Bronchoscopy can also be used to get samples of mucus or tissue, to remove foreign bodies or other obstruction of the airways or lungs, or to treat lung problems.
Why is this over?
Bronchoscopy is usually done to find the cause of a lung problem. For example, your doctor may refer you for a bronchoscopy because you have a persistent cough or an abnormal chest x-ray.
Reasons for bronchoscopy include:
Diagnosis of lung problem.
Detection of lung infection.
Lung tissue sampling.
Removal of mucus, foreign body, or other obstruction in the airways or lungs, such as a tumor.
Insert a small tube to open the airway (stent).
Treatment of a lung problem (interventional bronchoscopy), such as bleeding, abnormal airway stenosis (stenosis), or dropped lungs (pneumothorax).
In people with lung cancer, a bronchoscope with an internal ultrasound probe may be used to examine the lymph nodes in the chest.
This is called an intrabronchial ultrasound (EBUS) and helps doctors determine the right treatment.

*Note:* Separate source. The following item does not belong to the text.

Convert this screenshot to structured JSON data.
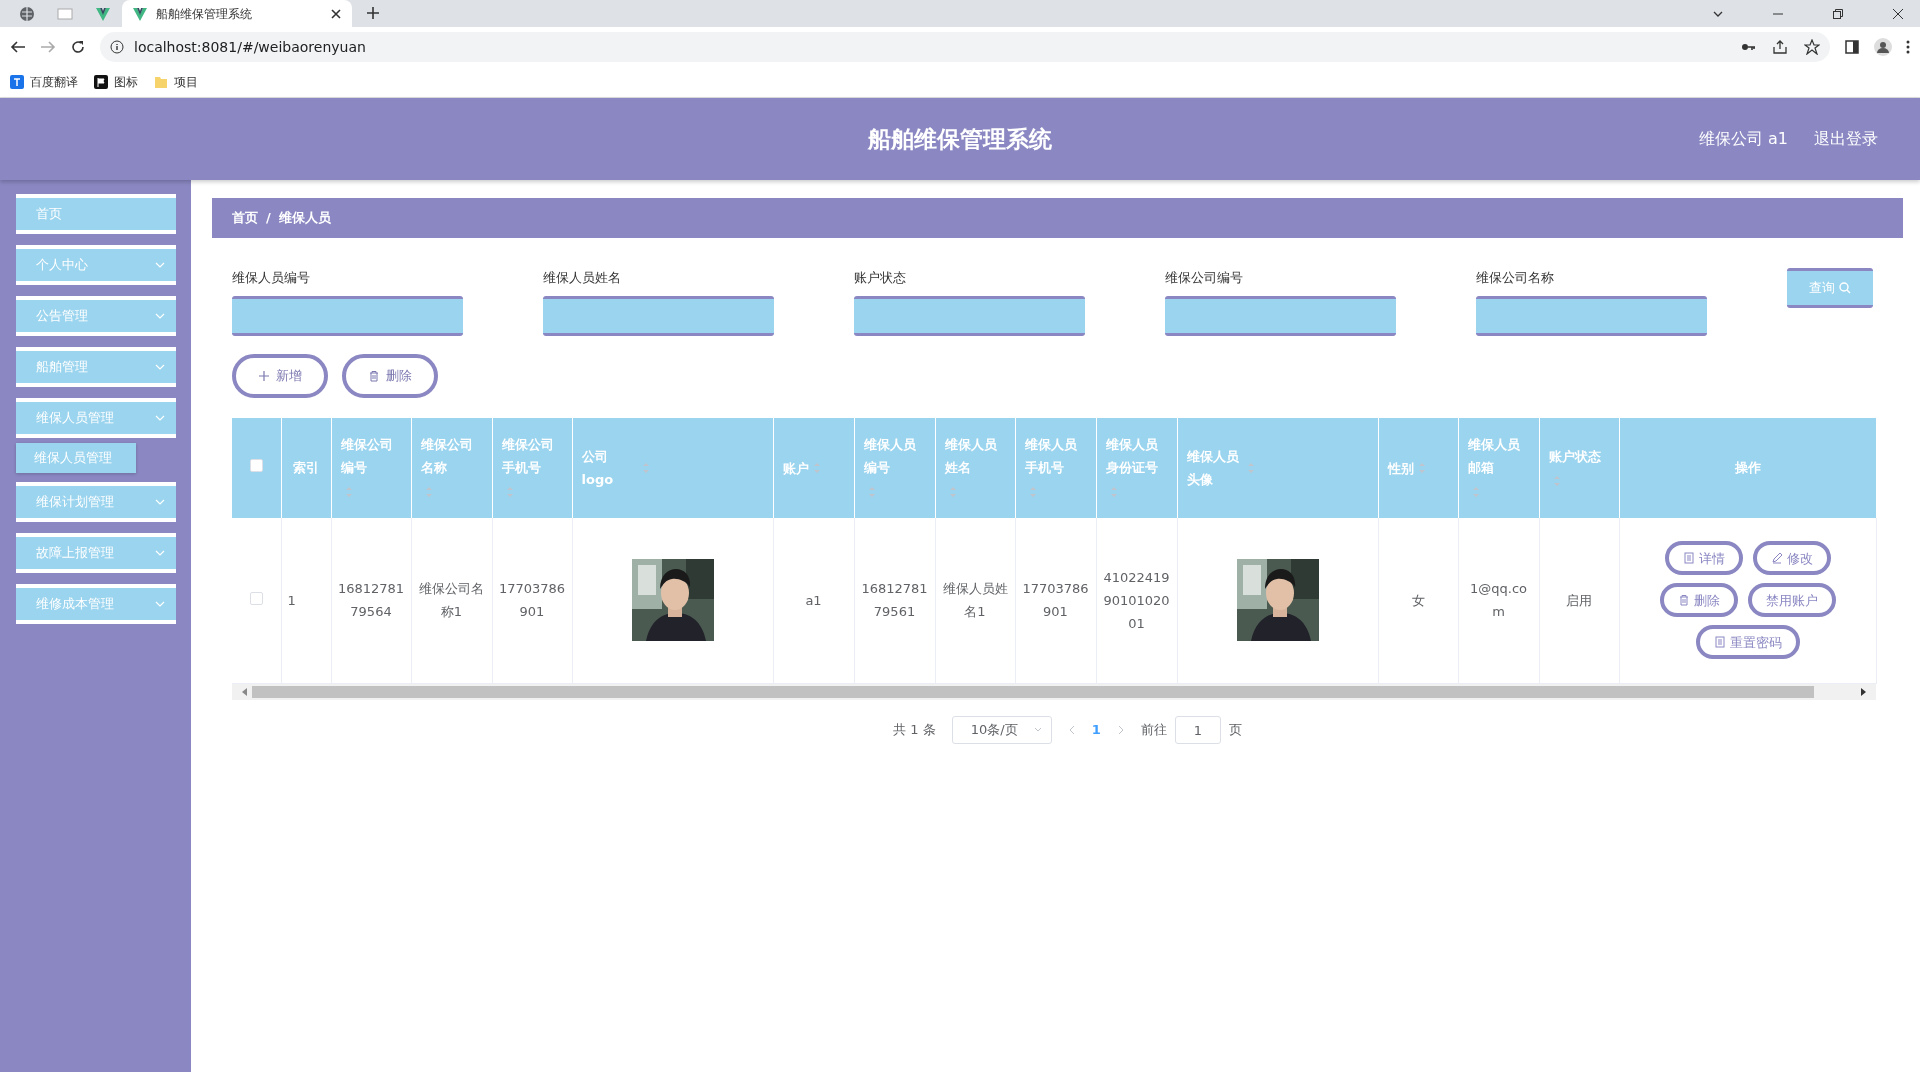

EBUS may be used for other types of cancer to determine the spread of cancer.
If sampling is done during bronchoscopy, it needs to be checked by a pathologist.
Because tissue samples require special preparation, biopsy specimens must be sent for genetic testing.
Bronchoscopy – lung cancer- biopsy specimens- biopsy- lung infection